■ **Task requirements**
This exercise asks for a copy of each line in the records below with the word "Custom" in it.

Component data from apps and pages:
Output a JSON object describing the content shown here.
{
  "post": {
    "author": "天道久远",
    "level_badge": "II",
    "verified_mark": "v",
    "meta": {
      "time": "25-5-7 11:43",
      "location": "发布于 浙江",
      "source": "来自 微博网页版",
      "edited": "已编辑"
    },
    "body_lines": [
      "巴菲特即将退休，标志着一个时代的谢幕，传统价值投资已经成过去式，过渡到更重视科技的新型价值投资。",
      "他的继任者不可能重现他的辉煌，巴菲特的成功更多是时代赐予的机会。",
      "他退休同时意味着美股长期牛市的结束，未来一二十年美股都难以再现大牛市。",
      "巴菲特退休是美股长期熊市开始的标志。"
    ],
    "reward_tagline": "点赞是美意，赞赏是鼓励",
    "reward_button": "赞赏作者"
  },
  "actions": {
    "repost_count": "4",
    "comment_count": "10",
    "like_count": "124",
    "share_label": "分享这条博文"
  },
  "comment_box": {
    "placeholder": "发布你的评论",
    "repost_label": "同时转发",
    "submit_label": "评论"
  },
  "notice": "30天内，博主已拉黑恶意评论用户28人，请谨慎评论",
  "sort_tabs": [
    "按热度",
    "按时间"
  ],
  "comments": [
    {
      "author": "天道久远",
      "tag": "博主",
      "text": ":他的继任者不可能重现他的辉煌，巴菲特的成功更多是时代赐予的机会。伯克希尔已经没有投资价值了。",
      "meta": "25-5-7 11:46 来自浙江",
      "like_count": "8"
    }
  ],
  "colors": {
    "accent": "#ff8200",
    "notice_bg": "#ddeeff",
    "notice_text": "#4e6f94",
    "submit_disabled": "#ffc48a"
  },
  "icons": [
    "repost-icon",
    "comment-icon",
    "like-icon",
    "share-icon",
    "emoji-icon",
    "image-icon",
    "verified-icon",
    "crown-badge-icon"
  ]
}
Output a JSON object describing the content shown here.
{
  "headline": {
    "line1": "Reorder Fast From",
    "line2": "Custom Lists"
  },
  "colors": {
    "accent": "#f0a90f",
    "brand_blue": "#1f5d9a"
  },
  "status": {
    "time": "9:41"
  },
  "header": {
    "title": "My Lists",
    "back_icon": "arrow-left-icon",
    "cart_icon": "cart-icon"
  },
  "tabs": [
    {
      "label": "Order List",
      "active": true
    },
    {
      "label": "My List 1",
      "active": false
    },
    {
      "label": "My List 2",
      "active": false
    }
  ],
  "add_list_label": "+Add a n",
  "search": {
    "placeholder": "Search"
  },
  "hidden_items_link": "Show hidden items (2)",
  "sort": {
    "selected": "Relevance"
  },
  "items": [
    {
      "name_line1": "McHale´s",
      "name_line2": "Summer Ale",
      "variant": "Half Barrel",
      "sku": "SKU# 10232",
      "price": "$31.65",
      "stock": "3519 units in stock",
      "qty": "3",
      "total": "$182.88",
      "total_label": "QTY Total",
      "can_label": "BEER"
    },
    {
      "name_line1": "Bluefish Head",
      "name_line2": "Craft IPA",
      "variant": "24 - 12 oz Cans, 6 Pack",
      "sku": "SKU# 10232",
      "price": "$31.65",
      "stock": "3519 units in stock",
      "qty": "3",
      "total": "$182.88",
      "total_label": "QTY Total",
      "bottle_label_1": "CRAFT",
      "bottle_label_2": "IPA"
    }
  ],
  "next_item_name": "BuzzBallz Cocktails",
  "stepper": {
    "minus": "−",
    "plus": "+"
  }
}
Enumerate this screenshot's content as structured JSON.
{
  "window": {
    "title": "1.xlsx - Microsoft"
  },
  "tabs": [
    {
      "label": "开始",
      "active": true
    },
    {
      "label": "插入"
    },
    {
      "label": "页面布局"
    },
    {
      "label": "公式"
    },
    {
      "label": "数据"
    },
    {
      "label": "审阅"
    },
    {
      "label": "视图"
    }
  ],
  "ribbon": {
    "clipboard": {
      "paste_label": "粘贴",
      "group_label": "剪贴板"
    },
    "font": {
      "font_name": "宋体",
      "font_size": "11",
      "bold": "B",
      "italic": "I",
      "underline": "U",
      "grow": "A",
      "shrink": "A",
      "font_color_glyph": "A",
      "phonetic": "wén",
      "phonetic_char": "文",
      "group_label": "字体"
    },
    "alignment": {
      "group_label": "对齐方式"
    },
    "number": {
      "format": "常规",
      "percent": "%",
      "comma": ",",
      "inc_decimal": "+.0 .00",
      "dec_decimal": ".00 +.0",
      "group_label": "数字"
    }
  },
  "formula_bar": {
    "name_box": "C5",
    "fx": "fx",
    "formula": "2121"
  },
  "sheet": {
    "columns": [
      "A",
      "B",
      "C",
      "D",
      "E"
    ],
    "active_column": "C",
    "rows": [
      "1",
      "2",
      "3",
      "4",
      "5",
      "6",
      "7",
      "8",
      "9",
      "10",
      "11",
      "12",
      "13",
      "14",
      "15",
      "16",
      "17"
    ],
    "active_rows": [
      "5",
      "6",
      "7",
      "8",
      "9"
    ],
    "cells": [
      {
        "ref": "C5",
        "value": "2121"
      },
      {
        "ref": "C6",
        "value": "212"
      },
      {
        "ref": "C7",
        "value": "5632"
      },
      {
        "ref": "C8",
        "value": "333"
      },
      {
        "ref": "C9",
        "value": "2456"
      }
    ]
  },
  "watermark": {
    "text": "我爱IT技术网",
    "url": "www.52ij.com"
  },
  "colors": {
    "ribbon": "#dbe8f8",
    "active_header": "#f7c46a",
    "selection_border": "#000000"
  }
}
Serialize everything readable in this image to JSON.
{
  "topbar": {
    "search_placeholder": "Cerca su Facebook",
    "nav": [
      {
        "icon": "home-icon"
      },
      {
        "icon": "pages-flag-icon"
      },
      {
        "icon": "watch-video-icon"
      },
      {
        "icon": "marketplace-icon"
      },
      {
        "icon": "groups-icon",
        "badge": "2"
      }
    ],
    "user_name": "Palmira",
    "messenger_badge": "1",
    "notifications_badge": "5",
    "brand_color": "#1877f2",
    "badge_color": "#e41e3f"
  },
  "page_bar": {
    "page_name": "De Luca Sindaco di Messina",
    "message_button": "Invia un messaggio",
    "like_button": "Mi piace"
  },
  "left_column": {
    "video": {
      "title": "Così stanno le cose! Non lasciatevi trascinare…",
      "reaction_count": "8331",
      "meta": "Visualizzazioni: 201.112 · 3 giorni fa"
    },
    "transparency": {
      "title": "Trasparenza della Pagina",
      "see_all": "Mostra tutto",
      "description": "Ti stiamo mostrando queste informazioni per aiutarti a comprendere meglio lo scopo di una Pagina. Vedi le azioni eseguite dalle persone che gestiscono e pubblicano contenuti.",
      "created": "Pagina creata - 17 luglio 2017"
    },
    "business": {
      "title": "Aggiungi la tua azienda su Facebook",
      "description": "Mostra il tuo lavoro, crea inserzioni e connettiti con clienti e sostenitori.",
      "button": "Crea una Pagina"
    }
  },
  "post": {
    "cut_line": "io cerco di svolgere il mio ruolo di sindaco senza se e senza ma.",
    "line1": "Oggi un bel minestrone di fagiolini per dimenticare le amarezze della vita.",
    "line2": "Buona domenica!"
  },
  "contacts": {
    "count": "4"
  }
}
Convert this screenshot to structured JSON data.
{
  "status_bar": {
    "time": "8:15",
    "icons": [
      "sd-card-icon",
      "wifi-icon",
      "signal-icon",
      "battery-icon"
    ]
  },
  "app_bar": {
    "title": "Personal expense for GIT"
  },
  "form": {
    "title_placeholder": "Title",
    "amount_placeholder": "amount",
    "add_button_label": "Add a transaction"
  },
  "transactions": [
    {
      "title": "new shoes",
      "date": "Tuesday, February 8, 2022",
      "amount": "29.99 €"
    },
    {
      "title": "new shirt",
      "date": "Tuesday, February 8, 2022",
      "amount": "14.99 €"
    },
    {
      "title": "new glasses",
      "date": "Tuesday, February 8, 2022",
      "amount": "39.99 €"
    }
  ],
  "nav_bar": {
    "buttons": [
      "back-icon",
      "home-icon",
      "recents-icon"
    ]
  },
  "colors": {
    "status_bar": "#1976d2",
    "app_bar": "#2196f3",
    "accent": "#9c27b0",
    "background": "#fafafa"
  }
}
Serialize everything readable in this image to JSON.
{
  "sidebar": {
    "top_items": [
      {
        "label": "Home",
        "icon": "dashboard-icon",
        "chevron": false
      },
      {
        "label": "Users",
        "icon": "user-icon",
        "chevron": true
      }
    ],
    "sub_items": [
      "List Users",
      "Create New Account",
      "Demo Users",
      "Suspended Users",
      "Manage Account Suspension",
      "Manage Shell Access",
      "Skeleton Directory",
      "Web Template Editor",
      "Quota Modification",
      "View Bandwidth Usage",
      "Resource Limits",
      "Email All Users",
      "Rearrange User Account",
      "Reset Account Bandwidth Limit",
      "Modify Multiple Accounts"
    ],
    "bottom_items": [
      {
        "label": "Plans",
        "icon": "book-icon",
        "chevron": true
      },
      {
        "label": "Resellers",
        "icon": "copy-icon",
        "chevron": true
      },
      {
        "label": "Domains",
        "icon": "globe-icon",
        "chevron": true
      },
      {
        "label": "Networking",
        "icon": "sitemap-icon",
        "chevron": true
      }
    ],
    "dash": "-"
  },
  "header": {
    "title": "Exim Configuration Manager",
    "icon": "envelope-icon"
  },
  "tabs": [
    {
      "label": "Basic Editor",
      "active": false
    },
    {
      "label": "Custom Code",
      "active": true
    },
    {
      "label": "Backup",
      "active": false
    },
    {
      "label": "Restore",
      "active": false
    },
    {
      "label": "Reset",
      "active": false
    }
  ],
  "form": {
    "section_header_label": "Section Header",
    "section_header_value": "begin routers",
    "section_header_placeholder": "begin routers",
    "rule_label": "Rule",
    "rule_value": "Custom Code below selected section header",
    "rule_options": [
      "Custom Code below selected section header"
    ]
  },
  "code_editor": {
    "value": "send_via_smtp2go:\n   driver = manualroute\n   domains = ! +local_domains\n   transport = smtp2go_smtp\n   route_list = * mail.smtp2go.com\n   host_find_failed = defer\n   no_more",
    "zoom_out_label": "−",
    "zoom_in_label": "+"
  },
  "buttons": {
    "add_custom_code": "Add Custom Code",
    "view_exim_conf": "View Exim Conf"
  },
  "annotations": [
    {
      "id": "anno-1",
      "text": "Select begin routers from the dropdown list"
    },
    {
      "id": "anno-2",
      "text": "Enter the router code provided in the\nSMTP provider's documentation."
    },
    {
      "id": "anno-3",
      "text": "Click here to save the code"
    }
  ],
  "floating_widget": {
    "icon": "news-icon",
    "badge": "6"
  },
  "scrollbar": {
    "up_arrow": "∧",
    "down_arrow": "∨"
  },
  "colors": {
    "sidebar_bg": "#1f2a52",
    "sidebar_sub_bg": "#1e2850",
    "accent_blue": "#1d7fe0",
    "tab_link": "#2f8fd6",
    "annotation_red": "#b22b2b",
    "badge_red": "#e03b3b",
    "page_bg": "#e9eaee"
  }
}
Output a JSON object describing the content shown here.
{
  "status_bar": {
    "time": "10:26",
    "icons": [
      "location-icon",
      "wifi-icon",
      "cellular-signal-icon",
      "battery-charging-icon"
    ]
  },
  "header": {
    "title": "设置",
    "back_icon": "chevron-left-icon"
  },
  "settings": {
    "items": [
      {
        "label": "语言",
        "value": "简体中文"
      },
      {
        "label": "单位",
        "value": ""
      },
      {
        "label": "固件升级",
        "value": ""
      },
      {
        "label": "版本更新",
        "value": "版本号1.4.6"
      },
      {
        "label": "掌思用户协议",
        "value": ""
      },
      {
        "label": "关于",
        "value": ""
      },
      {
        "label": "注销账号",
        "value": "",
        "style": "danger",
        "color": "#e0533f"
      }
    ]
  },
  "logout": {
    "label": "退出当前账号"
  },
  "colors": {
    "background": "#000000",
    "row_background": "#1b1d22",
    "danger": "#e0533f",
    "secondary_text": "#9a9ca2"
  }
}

■ **Task response**
    "line2": "Custom Lists"
      "label": "Custom Code",
    "rule_value": "Custom Code below selected section header",
      "Custom Code below selected section header"
    "add_custom_code": "Add Custom Code",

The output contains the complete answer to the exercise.